It came with a cheese omelette which I forgot to take a proper picture of, but it probably came with 5 shreds of mozzarella cheese melted into the very crispy omelette.
The interior of the restautant car, similar to the one attached between Brest and Moscow on the Paris-Moscow Express.
The bar on board.
Opening hours of the restaurant: 9am to 11pm local time.
Do take note of the times on the train, it’s very very important.
The train while in Russia, and the whole Russian railways run on Moscow time, which is GMT+3, irregardless of actual location. When the train is in Mongolia, it runs on Mongolian time at GMT+9. The staff on this Chinese train run on Beijing time for their shifts, which is GMT+8, irregardless of current position. Your actual local time may not be any of these two, since you will pass through 5 time zones on this journey. As a simple rule of thumb, you gain around 1 hour for each day eastbound on the train, making each day last for 23 hours instead.

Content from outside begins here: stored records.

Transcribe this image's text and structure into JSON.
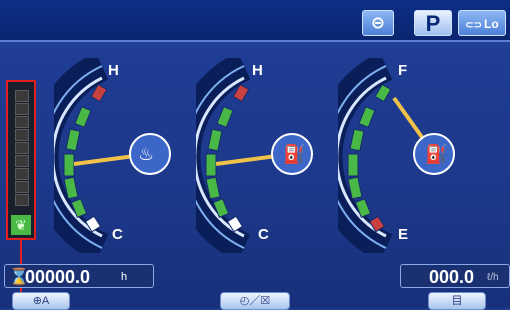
{
  "topbar": {
    "buttons": [
      {
        "label": "⊝",
        "icon": "wiper-icon"
      },
      {
        "label": "P",
        "icon": "parking-icon"
      },
      {
        "label": "Lo",
        "icon": "travel-speed-icon"
      }
    ]
  },
  "gauges": [
    {
      "name": "engine-coolant",
      "high_label": "H",
      "low_label": "C",
      "level": 0.45,
      "icon": "coolant-temp-icon"
    },
    {
      "name": "hydraulic-oil",
      "high_label": "H",
      "low_label": "C",
      "level": 0.45,
      "icon": "hydraulic-oil-temp-icon"
    },
    {
      "name": "fuel",
      "high_label": "F",
      "low_label": "E",
      "level": 0.85,
      "icon": "fuel-pump-icon"
    }
  ],
  "hour_meter": {
    "value": "00000.0",
    "unit": "h"
  },
  "fuel_rate": {
    "value": "000.0",
    "unit": "ℓ/h"
  },
  "bottom_buttons": [
    {
      "label": "⊕A",
      "icon": "menu-icon"
    },
    {
      "label": "◴／☒",
      "icon": "clock-camera-icon"
    },
    {
      "label": "目",
      "icon": "info-icon"
    }
  ],
  "colors": {
    "background": "#1d3a8c",
    "green": "#49b847",
    "red": "#e02020",
    "needle": "#f0c24a"
  }
}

Westbound, you will lose 1 hour, making each day last for 25 hours.
Confused? Don’t be! It’s really simple once you understand the concept, and it’s very important that you do. Always have your body follow the actual local time especially when you sleep, and ignore the position of the sun. If not, you’ll suddenly gain 6 hours in darkness when the train crosses over from Russia to Mongolia. You also need to understand the times for applying for your Russian visa. On a positive and useful note, you will also not get jet-lagged at the end of the journey this way.
The exterior of the coach.
I got the attendant to help unlock the window, so it makes for cleaner pictures, not to mention cool the train down.
Oh I haven’t mentioned it yet? There’s no air-conditioning on the whole train, not even the Russian restaurant car and the single Kupé coach behind. If you are expecting luxury, this train is not for you. Thankfully though, the weather during my journey did not require air-conditioning for most parts.
Meet my new guest, Captain Mongolia. We (my neighbours in my compartment) did get his name, but unfortunately I couldn’t remember it. More on his nickname later.
And his sidekick, his sister. More on “her” later.
Here’s Captain Mongolia having fun with my neighbour’s camera.
They seem to be regulars on this train, knowing how the beds and doors function. They are Mongolians, and their father studied in Russia. He speaks English, Russian and Mongolian, making the trip more interesting since he could point out or advise on things to take note of that a typical tourist wouldn’t know of.
It’s almost lunch time, thanks to the 1 hour gained. So off to the restaurant car again.
I ordered a “roast home made”, and it actually turned out to be a soup. The Russian restaurant car is full of (unwanted) surprises. It was funny until I still felt hungry when I finished it.
It was served in this elaborate bowl.
A passing passenger train. Trains are very frequent on the lines here, watch out for your head when sticking it out of the window. Trains passes every 5 to 10 minutes or so, most of which are freight trains. I got this shot only because the tracks were far apart when crossing independent bridges.
Halfway through chatting with my attendant, another attendant from the next coach informed him that a window got broken on my coach.
Someone presumably threw a rock from outside, and it shattered spectacularly.
The hole formed in the window. On closer inspection by a senior attendant at the station though, the small hole on the top left seems to be knocked from the inside of the train instead. Hmm. The mystery of the Trans-Siberian.
If it was a rock though, it’s a good thing they threw it a second late, else it will end up in one of my open windows and in my head instead.
The end of the Chinese rake, with the Russian restaurant car and Kupé behind.
Rounding a bend along the line. Most parts of the journey run on electrified double track lines, a little too smooth for my liking.
The most useful thing in the coach has to be the hot water dispenser.
I bought a box of tea and some disposable cups in Moscow to make use of the hot water.
More birch again.
For dinner, Escalope (pork) with roast potatoes. This turned out to be the most expensive meal today despite being a single course, thanks to the menu counting the pork chops and the roast potatoes as two separate items, and the service charge imposed for dinner. Strange. It was my first and last dinner on board the restaurant car too.
The last sunset of my journey in Europe.
The train will cross from Europe to Asia at Yekaterinburg, 1777km from Moscow, at 1am, when I will be sleeping. It will be pitch dark to take a photo of the symbolic obelisk anyway. Click here for an internet picture of it, and a little bit of the railway’s history.